This revue is one of the oldest running shows anywhere and, in fact, celebrated it’s 45th anniversary in June of 2019. It’s something that I had long wanted to see and now I was finally getting the chance. We took one of the smaller resort launches to make the journey from Seven Seas Lagoon over to the shores of Bay Lake and the Fort Wilderness campground.

We arrived in plenty of time for our reservations and had a little time to kill so we took a quick stroll around the grounds. I hadn’t been in the campground since a trip I took with my cousin Larry the summer after I graduated high school and I’m happy to say that it hasn’t changed too much. From the little part we visited it still had the same rustic flavor and “great outdoors” feel that you would expect. The lots are well spaced, plenty of trees and it felt like almost another world as compared to the rest of the WDW resort. The Settlement Trading Post (campground store) was well stocked with basic food items and the requisite Disney souvenirs. There are also a couple of dining locations on site, including Crockett’s Tavern where I could refill my Disney Parks tumbler (score!), Trail’s End Restaurant, and Mickey’s BBQ. To help pass the time I regaled Bob with tales of that graduation summer’s trip with my cousin and the memories of the now defunct River Country waterpark which used to be adjacent to the campground. I could tell from the glazed over, far away look in his eyes that Bob was hanging on my every word.
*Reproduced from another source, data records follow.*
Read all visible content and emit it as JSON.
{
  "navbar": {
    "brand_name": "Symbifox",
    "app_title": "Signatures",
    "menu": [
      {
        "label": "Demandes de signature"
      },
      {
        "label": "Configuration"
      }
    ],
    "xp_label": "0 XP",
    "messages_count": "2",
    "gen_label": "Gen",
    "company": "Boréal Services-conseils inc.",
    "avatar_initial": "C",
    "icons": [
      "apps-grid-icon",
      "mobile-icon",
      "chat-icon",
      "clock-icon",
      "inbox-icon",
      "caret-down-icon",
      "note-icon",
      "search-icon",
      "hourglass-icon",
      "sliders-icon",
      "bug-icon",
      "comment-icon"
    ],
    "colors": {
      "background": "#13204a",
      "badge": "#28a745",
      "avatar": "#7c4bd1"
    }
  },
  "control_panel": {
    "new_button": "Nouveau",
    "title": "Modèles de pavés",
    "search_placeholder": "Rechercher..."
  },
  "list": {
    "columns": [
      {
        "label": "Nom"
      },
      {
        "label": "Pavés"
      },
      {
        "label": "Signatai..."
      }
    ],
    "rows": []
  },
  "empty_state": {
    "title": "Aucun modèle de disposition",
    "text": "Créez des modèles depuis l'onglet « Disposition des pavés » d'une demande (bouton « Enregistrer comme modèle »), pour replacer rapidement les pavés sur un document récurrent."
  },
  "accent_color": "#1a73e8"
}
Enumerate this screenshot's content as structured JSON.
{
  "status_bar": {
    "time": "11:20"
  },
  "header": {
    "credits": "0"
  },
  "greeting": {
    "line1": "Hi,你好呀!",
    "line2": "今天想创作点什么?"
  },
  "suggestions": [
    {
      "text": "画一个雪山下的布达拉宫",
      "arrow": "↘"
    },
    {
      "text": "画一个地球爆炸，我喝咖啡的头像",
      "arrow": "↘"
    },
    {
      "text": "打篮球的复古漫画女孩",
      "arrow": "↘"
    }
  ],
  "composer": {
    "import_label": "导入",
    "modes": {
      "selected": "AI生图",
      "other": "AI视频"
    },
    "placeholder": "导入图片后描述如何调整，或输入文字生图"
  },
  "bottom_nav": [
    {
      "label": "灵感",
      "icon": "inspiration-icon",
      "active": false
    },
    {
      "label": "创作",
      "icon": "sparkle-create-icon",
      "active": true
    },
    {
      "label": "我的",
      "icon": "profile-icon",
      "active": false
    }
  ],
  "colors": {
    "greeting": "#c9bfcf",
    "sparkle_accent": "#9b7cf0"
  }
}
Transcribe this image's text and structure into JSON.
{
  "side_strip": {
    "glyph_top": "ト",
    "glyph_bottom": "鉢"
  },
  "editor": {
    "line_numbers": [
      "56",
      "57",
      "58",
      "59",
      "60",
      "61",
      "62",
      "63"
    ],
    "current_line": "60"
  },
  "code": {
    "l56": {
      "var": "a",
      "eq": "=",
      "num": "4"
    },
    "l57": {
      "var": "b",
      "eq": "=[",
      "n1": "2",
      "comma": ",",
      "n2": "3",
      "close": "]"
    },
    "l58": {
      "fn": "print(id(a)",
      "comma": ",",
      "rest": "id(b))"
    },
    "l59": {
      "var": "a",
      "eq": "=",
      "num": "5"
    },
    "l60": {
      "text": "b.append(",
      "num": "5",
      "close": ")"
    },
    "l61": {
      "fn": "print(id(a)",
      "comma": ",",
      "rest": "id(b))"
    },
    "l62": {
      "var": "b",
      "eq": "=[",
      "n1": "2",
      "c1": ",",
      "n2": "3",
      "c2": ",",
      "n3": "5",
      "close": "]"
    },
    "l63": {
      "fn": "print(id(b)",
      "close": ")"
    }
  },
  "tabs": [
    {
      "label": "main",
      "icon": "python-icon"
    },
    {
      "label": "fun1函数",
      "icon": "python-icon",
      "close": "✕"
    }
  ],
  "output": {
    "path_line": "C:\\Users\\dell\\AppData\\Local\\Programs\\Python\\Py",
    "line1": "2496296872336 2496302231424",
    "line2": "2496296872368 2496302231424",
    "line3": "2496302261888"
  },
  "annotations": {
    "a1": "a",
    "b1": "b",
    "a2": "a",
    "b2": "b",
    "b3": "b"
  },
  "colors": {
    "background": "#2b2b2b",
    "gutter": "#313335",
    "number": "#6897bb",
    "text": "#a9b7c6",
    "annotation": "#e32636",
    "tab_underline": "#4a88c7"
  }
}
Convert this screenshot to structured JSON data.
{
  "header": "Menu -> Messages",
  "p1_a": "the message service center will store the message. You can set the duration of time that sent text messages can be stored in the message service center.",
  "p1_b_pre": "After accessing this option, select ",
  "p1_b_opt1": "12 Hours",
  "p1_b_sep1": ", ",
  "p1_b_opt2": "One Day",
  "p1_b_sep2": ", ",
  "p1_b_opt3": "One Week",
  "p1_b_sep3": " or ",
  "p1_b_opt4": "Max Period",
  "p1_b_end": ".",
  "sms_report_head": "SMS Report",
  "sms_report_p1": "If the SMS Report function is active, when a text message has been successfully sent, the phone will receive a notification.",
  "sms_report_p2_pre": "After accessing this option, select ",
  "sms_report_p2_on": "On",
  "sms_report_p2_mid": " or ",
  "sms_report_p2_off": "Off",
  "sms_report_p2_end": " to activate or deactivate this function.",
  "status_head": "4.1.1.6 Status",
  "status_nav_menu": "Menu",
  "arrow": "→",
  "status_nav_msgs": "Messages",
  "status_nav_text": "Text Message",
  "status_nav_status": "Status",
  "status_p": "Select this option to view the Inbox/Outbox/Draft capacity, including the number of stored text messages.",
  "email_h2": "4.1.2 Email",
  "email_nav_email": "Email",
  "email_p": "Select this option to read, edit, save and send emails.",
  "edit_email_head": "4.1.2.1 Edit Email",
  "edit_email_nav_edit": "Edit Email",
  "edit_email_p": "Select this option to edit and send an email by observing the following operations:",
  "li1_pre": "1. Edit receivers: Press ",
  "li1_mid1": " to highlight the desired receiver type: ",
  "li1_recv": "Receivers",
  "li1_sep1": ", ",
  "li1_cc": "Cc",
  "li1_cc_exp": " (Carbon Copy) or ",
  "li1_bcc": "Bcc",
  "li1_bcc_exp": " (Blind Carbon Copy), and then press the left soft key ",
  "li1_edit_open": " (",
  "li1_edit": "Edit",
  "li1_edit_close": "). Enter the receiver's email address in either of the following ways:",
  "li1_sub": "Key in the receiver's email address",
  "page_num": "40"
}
Soon the dinner bell rang and it was time to go in to take our seats. The energy of the audience was palpable and it was clear that everyone was expecting to have a good time – and I don’t think anyone was disappointed! Our table was near the stage and in the center of the hall so we had excellent seats to join in the fun. Before, during, and after the show the meal was served – and what a meal it was. Basic down home style, served in buckets, and plenty of it. Salad, potatoes, corn, beans fried chicken, BBQ ribs, and for dessert strawberry short cake. My tastes are simple it turns out when it comes to food, or perhaps it’s because my eyes are rarely bigger than my stomach, but this was probably my favorite meal of the trip. I should mention that the Revue is a separately ticketed show – be sure to book it when you make your hotel reservations. Because of this our dining plan couldn’t be used for the any part of it. This gave us an “extra” dinner to use later in the trip at a “Signature” dining restaurant. More on this in the day 7 entry.

To put it simply the show itself was what we in the theater would call a “hoot.” Okay, a hoot and half with a little holler thrown in. No description I can do would do it justice so go read the official Disney Parks blog article on the 45th anniversary here.

Afterwards, stuffed with food and a couple old songs in our heads, we exited Wilderness Hall and made our journey back to our hotel by boat and another very crowded bus. One good thing about standing on the bus and hanging onto the support bar – I was getting my arm workouts in while learning great balance control!

To be continued…

All photos by David P. Wahr unless otherwise noted.
Photos and words @copyright David P. Wahr